John Grindrod: Feeling nostalgic for my temporary haunts

During my work days, I’ll periodically find myself on college campuses doing cleaning inspections in residence halls. And, while the areas I’m evaluating are limited to common spaces and not the dorm rooms themselves, often doors are open, providing me some glimpses at the young folks’ temporary quarters, the tidiness (or often the lack thereof) and the décor.

Of course, much has changed when it comes to dorm life since my days as a freshman in Morris Hall on the campus of Miami University in 1969-‘70. First of all, nowadays, most dorms I’m inspecting are co-ed, in some cases, even boys and girls in the same wing. I’m sure we Men of Morris would have been fully on board with that, , but I’m pretty certain the young ladies of ‘69 would have found the whole notion horrific.

When in dorms, I’ll often find myself thinking about my own experience over fifty years ago. While I also lived in the Sig Ep house as a sophomore and in an off-campus rented house my final two years, my first temporary digs comes with a story.

During my senior year at LCC, my buddy and future freshman year roommate Greg Swick and I decided that decorating our room in style was of utmost importance, which led to some untoward behavior in that state up north. While staying at Greg’s parents’ cottage on a winter getaway weekend where we managed to wrangle parental consent, we slipped out one night with some tools of criminality and loosened and spirited away some of the signage from the Michigan stretch of Interstate 69.

We knew those signs with our graduation year with the vibrant red, white and blue colors that reflected in the dark would, with little doubt, move us to the top of the coolest-rooms lists come the fall.

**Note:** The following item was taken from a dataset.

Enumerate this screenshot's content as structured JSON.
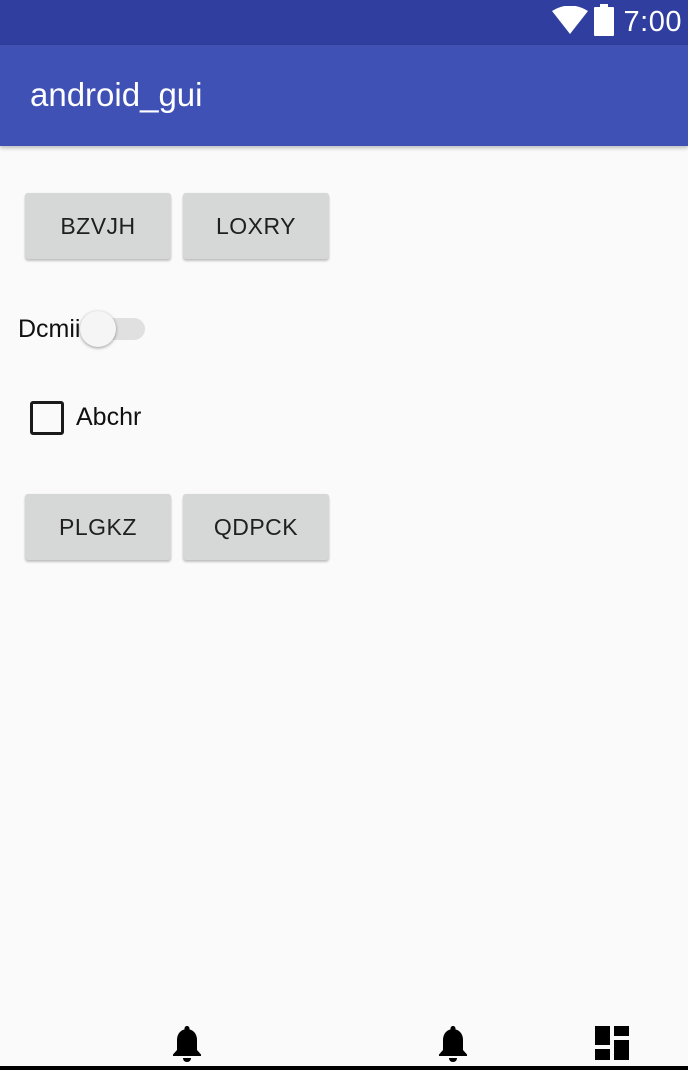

We also scored some extra cool points by allowing our classmates in charge of the yearbook, The Flame, to use the signs in a photo.

Since, of course, we couldn’t take the signs to their new home in either of our parents’ cars, come move-in day, another of our Miami-bound classmates with parents who took a more blasé approach to what went in the trunk got them to Oxford.

Alas, as it played out, our dreams never were fulfilled. You see, we tried to take the signs to our room the very first night before we really knew the campus layout and were caught by campus security carrying them from our classmate’s dorm back to Morris. We were taken to the campus police station, and our parents were called. Both sets naturally were irate and incredulous since they’d just arrived home after moving us in scant few hours ago, and we were put on something called social probation.

To be honest, I’m not even sure there was such a thing as “social probation” until our idiocy wound up on the desk of a dean who felt he had to do something. Social probation meant we were grounded for our first quarter, unless we were in class or at the library. We also had to pay for the signs’ return in exchange for the Michigan Department of Transportation’s generous offer not to prosecute.

While we would always have the memories of our thrilling, nocturnal, nefarious actions, we also had to live with the embarrassment at having been caught and, almost without question, becoming the first two college students ever to see the inside of a university police station before we saw the inside of a classroom.

Despite the loss of those signs, we did manage to add some personal touches to our room. However, without those signs that found their way back home to Michigan, we surely didn’t have the coolest quarters in our hall. That honor went to two rooms that achieved the legendary status of becoming proper nouns.

There were a couple of boys who shared a great love of Mountain Dew. So as our freshman year unfolded, they began stacking on the wall above the counter all their empties. Before long, the entire wall was green and white with the red word Dew, truly a sight to behold. We all called it The Yahoo Room.

In ’69, black lights were also popular, and I remember another boy who was a huge Jimi Hendrix fan. He had posters of the ill-fated legendary guitarist all over his room, posters that glowed in the black lights that perpetually bathed the room, save the lone study lamp on his desk. His name with Jim, and I remember he signed his name Jimi as an homage to his hero. Nothing but Hendrix music played on his record player, and our Miami Jimi also wore his hair in sort of a Caucasian version of the rocker’s Afro. Of course, we all referred to it as the Purple Haze Room.

Yes, those are the thoughts that tend to find a place in my brain whenever I’m in young people’s dorms these days — thoughts of my miscreant moments of those purloined signs from so very long ago and also thoughts of my freshman mates’ and my first rooms not under Mom and Dad’s roofs. It goes without saying, though, that Greg and my room would have been far cooler had we been smarter crooks and ours would also have been accorded proper-noun status.

John Grindrod is a regular columnist for The Lima News, a freelance writer and editor and the author of two books. Reach him at [email protected].